Tuesday, May 17, 2016

A Black Rainbow

A Black Rainbow, 2016  Oil on Board, 10" x 10"

I first learned of Ted Hughes book of poems, Crow, from my husband who would quote from the Lineage poem.  When I began photographing and then painting the crow, I pulled the book out.  I was intrigued by the mythology, its harshness and bleak outlook.  

The origin of Crow is well documented. In an article written in 198519, Hughes explained:
        Crow grew out of an invitation by Leonard Baskin to make a
        book with him simply about crows. He wanted an occasion to
        add more crows to all the crows that flock through his
        sculpture, drawings, and engravings in their various
        transformations. As the protagonist of a book, a crow
        would become symbolic in any author’s hands. And a
        symbolic crow lives a legendary life. That is how Crow
        took off.

Crow Grinned

Crow Grinned, 2016, Oil on Board 10" x 10"

When God, disgusted with man, 
Turned towards heaven. 
And man, disgusted with God, 
Turned towards Eve, 
Things looked like falling apart. 
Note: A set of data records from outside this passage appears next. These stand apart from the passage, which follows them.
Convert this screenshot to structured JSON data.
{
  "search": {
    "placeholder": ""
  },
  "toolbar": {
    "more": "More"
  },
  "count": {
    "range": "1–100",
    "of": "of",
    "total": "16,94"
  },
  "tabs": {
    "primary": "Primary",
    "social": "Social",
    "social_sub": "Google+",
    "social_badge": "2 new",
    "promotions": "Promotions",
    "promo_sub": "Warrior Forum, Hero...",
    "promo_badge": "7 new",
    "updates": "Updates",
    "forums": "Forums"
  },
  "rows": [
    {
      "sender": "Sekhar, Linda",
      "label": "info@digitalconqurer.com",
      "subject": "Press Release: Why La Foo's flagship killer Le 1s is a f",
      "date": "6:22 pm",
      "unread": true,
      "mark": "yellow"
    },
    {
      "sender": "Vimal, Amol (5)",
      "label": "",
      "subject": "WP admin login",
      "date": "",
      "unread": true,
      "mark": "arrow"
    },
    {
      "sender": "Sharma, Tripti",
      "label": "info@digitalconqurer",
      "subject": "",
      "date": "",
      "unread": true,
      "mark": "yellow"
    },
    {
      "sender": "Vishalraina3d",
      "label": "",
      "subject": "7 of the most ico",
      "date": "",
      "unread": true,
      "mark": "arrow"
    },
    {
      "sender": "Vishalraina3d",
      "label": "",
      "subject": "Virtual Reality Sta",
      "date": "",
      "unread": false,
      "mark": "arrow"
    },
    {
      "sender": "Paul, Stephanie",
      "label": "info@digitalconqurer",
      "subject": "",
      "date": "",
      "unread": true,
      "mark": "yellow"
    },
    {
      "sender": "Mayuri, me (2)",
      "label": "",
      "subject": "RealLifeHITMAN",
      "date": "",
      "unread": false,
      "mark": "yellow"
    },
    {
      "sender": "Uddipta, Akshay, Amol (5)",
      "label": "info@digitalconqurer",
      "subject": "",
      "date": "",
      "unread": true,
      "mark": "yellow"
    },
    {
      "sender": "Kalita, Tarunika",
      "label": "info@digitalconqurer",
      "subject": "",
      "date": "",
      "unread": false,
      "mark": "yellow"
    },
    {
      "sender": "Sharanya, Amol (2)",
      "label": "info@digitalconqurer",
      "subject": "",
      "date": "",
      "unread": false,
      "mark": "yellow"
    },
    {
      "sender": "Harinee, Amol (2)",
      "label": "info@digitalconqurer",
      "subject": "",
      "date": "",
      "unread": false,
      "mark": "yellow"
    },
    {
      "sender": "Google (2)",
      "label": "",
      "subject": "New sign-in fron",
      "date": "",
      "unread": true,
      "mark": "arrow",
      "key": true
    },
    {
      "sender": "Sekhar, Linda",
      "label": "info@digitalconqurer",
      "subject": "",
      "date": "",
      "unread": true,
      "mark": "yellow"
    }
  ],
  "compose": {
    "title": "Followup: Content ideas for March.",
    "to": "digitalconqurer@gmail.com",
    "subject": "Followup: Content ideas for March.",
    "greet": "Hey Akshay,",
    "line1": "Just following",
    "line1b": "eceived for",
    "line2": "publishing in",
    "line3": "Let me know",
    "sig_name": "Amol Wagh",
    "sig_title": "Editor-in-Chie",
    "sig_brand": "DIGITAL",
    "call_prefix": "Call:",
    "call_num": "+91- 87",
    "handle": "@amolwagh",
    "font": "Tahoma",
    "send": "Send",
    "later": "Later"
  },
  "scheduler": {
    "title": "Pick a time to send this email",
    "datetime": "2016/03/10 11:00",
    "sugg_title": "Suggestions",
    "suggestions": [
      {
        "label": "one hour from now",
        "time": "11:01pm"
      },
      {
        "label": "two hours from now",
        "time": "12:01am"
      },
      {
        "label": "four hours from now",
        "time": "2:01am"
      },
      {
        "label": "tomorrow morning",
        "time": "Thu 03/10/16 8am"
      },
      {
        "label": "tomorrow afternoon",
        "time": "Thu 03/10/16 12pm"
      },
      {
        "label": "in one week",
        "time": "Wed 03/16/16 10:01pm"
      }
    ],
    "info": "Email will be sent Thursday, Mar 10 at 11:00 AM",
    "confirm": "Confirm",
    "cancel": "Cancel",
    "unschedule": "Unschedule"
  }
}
But Crow . . Crow 
Crow nailed them together, 
Nailing Heaven and earth together - 

So man cried, but with God's voice. 
And God bled, but with man's blood. 

Then heaven and earth creaked at the joint 
Which became gangrenous and stank - 
A horror beyond redemption. 

The agony did not diminish. 

Man could not be man nor God God. 

The agony 




Crying: 'This is my Creation,' 

Flying the black flag of himself.